Disasters happen all of the time. From fires to floods to cyber-attacks, nature – both human and environmental – can throw many hazards in the path of hard-working businesses. Increasingly, technology is the backbone of organisations. When something goes wrong with IT, companies can find it impossible to recover.
Let’s take a look at disaster recovery, and when you are likely to need it.
Disaster Recovery: What Is It?
If you look around your workplace, you can probably see a lot of health and safety signage. You’re likely to have a fire evacuation strategy and a designated first aider, as well as sprinklers to keep your assets safe. If something does happen, there are trained professionals ready to take over and help.
This preparedness represents knowing how to respond in the event of a problem. It is about limiting the risk of known hazards and being prepared to act swiftly in the event of an incident.

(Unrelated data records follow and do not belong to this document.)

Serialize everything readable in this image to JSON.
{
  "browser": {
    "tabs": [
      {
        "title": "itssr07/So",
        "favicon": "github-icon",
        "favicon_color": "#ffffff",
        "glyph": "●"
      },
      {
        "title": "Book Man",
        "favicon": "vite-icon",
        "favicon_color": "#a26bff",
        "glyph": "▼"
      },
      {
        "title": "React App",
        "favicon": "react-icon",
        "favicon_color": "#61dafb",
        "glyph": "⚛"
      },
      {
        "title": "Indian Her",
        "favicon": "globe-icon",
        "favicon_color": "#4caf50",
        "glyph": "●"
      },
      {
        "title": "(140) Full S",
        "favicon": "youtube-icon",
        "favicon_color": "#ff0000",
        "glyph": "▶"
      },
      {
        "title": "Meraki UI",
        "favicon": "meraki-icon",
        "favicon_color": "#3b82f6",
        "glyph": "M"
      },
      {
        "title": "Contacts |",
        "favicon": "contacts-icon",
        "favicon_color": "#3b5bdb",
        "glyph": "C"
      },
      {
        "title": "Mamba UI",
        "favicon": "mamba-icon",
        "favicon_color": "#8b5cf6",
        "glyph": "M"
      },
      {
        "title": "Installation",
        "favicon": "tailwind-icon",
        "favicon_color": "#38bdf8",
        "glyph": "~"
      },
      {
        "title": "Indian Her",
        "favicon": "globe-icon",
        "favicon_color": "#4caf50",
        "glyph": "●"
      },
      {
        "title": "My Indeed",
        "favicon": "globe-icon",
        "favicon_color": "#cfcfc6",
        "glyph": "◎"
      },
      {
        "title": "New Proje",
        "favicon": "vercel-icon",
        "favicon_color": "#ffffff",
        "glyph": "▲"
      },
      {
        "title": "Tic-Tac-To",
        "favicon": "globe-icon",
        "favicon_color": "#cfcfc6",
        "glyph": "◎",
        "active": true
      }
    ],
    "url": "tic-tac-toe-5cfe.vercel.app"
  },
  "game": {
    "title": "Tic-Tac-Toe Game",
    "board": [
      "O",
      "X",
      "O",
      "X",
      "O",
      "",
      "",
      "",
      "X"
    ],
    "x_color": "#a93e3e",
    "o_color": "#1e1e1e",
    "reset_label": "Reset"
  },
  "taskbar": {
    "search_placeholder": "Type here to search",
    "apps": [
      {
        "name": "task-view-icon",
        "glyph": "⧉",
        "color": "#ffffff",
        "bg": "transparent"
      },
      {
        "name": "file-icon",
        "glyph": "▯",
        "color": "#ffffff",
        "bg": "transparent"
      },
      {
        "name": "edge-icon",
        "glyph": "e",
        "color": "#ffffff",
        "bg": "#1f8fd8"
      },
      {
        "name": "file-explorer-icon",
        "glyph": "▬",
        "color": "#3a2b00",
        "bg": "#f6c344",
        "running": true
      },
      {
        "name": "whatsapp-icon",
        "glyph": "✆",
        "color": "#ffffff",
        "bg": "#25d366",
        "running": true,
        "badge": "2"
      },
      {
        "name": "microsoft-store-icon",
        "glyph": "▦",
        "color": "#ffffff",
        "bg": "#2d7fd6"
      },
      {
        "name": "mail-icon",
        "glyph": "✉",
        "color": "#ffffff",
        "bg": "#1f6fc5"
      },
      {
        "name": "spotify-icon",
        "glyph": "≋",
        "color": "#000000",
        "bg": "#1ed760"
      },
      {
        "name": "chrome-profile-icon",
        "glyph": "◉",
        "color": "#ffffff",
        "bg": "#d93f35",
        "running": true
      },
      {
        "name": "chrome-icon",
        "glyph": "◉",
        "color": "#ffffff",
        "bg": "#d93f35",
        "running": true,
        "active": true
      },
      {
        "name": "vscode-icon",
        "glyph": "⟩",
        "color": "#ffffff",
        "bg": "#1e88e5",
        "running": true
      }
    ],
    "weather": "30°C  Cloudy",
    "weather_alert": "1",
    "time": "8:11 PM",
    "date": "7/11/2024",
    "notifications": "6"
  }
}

Disaster recovery is the digital equivalent. It is about making sure that the right preparations are made – such as reliable data backups – and that everybody knows how to respond if an emergency happens. It means enabling business continuity, no matter what hazards appear, by having the right professional support and safeguarding.
Why Does Disaster Recovery Matter?
Disaster recovery has an important economic incentive. Each day of downtime can cost upwards of £8,000 for an SME and up to £700,000 for a large business. When digital disasters occur, the average cost in time is equivalent to 50 days of business. GDPR non-compliance fines can also be hefty.
What Causes Digital Disasters?
There are several main causes. These include damage to hardware, corrupted files, data theft and malware attacks. Damage to hardware and files can be caused by relocations, software upgrades, compatibility problems and workplace accidents. Cyber-attacks are increasingly frequent. Statistics suggest that a successful malware breach happens every 14 seconds, with the latest Accenture study of cyber-attacks on US businesses finding an average cost of $2.4 million per attack. 43% of all cyber-disaster costs relate to information loss, and surveys suggest that 69% of organisations don’t think that their security software can keep up with the threats.
Statistically, your organisation will be affected at some point. Disaster-preparedness is about being ready for that day.
When Am I Likely To Be Affected?
The most routine threat is cybercrime. Cyber-attacks are a constant barrage and often happen automatically. Particularly high-risk times are when a new threat is launched at your industry, or when your old legacy software stops being updated. Banking and finance, governments and healthcare providers, and SMEs are particularly vulnerable – partly because of their reliance on old in-house software, and partly because they make attractive targets. Living in London or Berlin increases your risk dramatically due to exposed connections.
Working with a professional team can ensure that your company has the maximum protection and emergency response strategy, so if the worst should happen, your business can keep going. For more information, download our free Disaster Recovery Guide today.